## Exercise instructions
Give the listing again character for character, but drop the images.

## Source material
[Start of Attachment]
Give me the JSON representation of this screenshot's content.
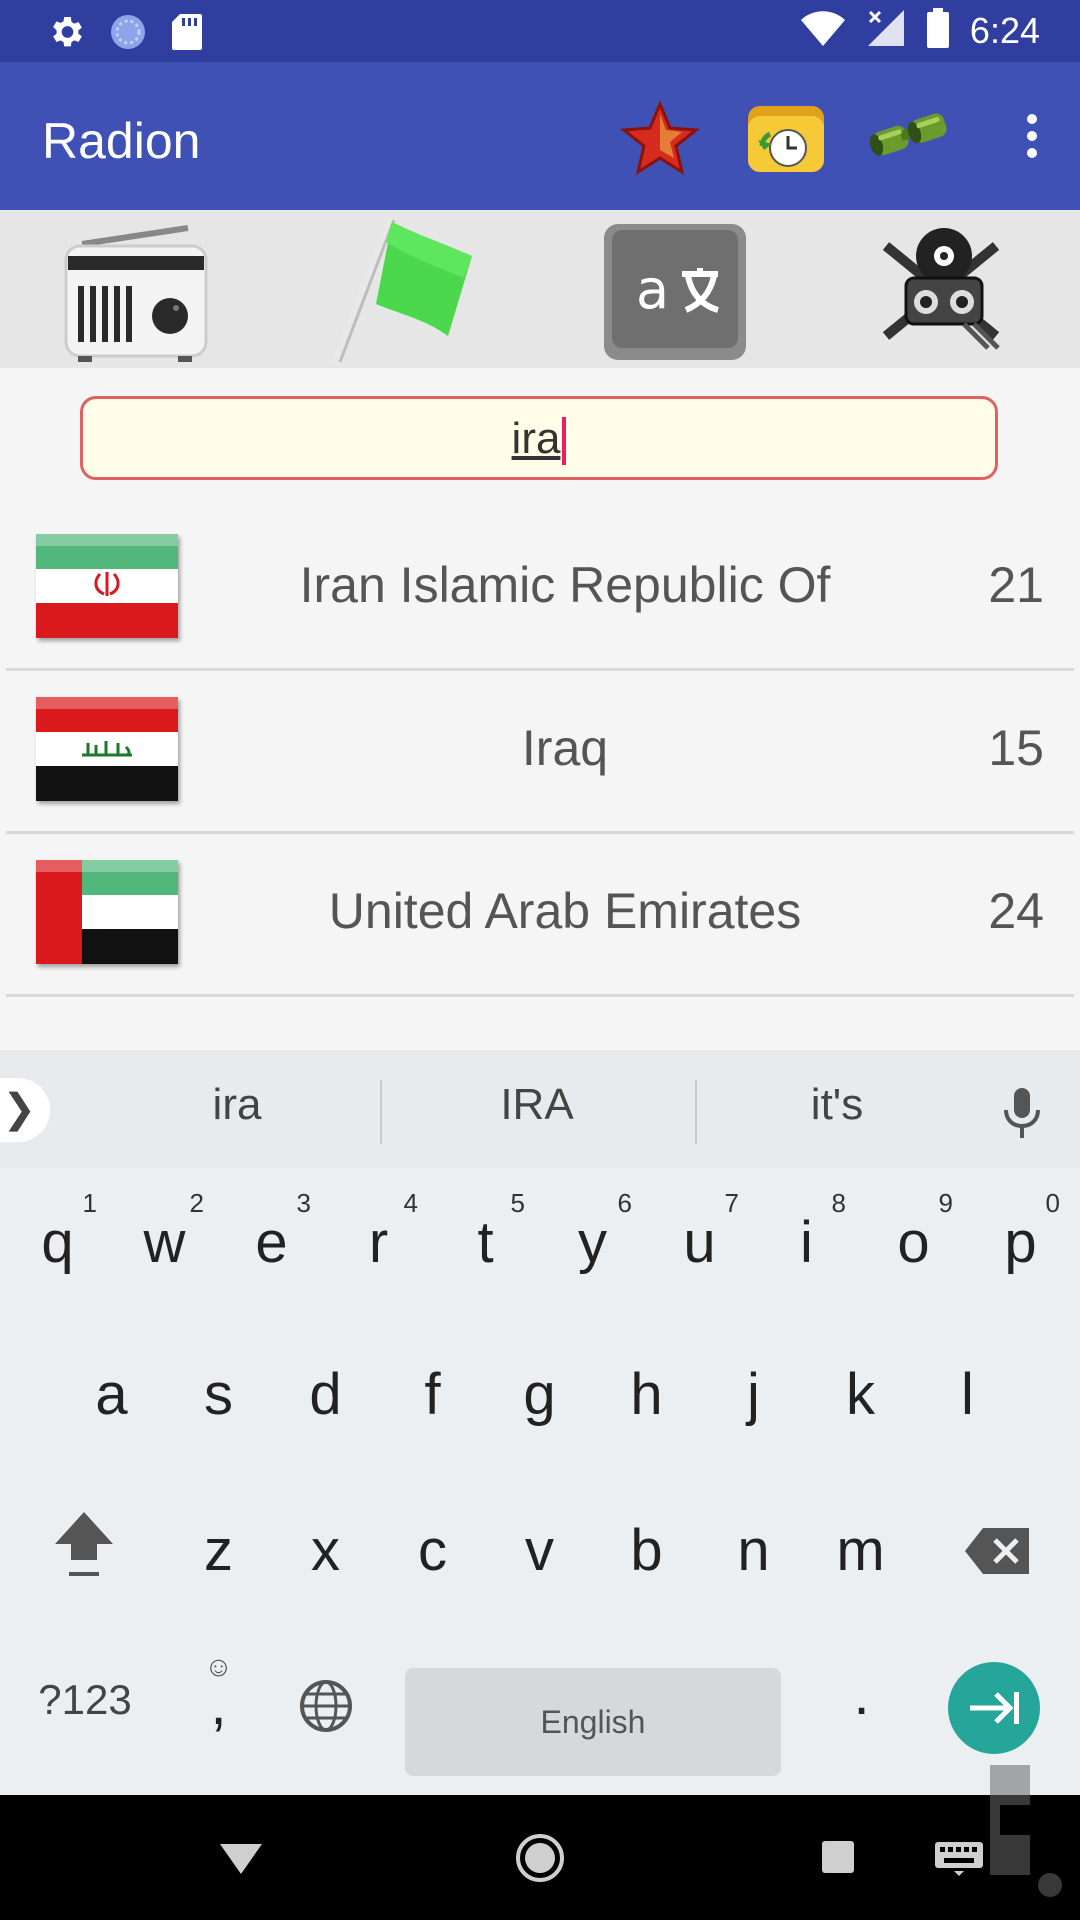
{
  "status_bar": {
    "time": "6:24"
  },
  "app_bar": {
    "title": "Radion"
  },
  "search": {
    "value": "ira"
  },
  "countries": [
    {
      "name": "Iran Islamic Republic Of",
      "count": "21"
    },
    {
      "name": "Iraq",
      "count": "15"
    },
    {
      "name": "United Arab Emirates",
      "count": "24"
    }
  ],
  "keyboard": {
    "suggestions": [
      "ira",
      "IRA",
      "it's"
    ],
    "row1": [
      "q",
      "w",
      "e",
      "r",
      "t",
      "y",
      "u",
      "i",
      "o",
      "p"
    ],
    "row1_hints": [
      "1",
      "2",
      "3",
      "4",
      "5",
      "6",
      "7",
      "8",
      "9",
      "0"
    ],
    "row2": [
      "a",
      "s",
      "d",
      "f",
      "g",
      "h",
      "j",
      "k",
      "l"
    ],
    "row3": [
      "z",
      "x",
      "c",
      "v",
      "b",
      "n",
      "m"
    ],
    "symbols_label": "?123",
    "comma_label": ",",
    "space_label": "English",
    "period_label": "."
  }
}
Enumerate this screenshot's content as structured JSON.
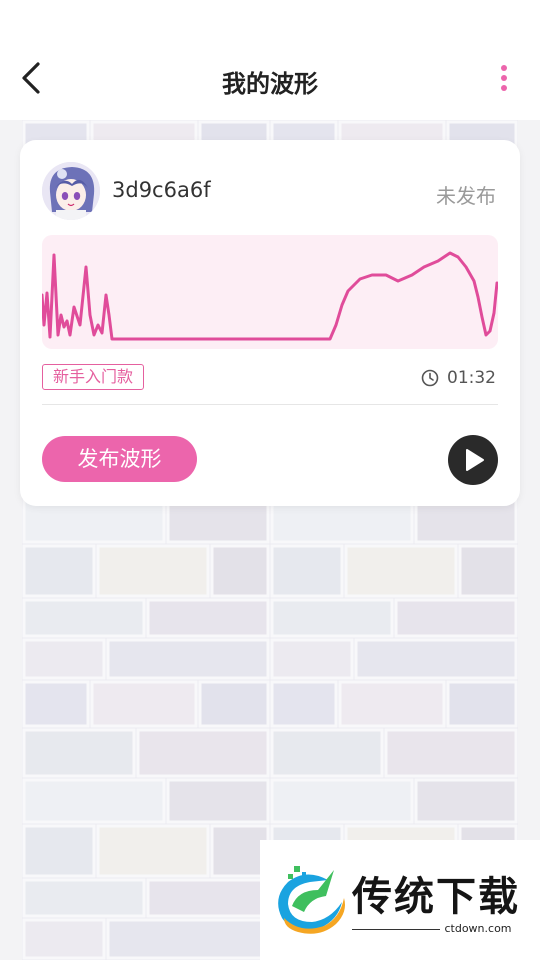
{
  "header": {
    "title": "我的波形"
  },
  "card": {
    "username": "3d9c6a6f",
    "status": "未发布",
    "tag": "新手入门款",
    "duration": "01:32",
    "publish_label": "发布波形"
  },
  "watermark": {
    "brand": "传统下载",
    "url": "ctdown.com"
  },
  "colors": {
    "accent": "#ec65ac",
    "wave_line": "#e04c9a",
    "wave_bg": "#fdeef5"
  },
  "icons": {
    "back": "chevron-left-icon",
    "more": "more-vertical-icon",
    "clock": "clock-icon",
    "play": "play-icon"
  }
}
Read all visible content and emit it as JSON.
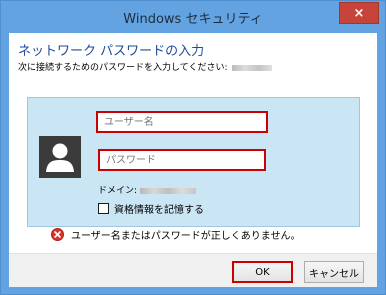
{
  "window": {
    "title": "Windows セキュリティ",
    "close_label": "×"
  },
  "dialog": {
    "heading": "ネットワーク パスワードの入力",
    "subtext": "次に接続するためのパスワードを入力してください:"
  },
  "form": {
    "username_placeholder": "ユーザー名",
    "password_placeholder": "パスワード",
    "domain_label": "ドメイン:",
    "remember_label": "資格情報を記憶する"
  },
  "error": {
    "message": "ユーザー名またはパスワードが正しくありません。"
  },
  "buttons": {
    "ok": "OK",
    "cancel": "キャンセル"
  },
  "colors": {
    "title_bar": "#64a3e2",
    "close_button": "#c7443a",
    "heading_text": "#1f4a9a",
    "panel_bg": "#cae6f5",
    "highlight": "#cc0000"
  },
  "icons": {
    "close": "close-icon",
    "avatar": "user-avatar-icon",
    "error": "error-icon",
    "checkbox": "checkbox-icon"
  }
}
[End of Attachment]
## Task response
Give me the JSON representation of this screenshot's content.
{
  "status_bar": {
    "time": "6:24"
  },
  "app_bar": {
    "title": "Radion"
  },
  "search": {
    "value": "ira"
  },
  "countries": [
    {
      "name": "Iran Islamic Republic Of",
      "count": "21"
    },
    {
      "name": "Iraq",
      "count": "15"
    },
    {
      "name": "United Arab Emirates",
      "count": "24"
    }
  ],
  "keyboard": {
    "suggestions": [
      "ira",
      "IRA",
      "it's"
    ],
    "row1": [
      "q",
      "w",
      "e",
      "r",
      "t",
      "y",
      "u",
      "i",
      "o",
      "p"
    ],
    "row1_hints": [
      "1",
      "2",
      "3",
      "4",
      "5",
      "6",
      "7",
      "8",
      "9",
      "0"
    ],
    "row2": [
      "a",
      "s",
      "d",
      "f",
      "g",
      "h",
      "j",
      "k",
      "l"
    ],
    "row3": [
      "z",
      "x",
      "c",
      "v",
      "b",
      "n",
      "m"
    ],
    "symbols_label": "?123",
    "comma_label": ",",
    "space_label": "English",
    "period_label": "."
  }
}
Enumerate this screenshot's content as structured JSON.
{
  "header": {
    "title": "我的波形"
  },
  "card": {
    "username": "3d9c6a6f",
    "status": "未发布",
    "tag": "新手入门款",
    "duration": "01:32",
    "publish_label": "发布波形"
  },
  "watermark": {
    "brand": "传统下载",
    "url": "ctdown.com"
  },
  "colors": {
    "accent": "#ec65ac",
    "wave_line": "#e04c9a",
    "wave_bg": "#fdeef5"
  },
  "icons": {
    "back": "chevron-left-icon",
    "more": "more-vertical-icon",
    "clock": "clock-icon",
    "play": "play-icon"
  }
}
Read all visible content and emit it as JSON.
{
  "window": {
    "title": "Windows セキュリティ",
    "close_label": "×"
  },
  "dialog": {
    "heading": "ネットワーク パスワードの入力",
    "subtext": "次に接続するためのパスワードを入力してください:"
  },
  "form": {
    "username_placeholder": "ユーザー名",
    "password_placeholder": "パスワード",
    "domain_label": "ドメイン:",
    "remember_label": "資格情報を記憶する"
  },
  "error": {
    "message": "ユーザー名またはパスワードが正しくありません。"
  },
  "buttons": {
    "ok": "OK",
    "cancel": "キャンセル"
  },
  "colors": {
    "title_bar": "#64a3e2",
    "close_button": "#c7443a",
    "heading_text": "#1f4a9a",
    "panel_bg": "#cae6f5",
    "highlight": "#cc0000"
  },
  "icons": {
    "close": "close-icon",
    "avatar": "user-avatar-icon",
    "error": "error-icon",
    "checkbox": "checkbox-icon"
  }
}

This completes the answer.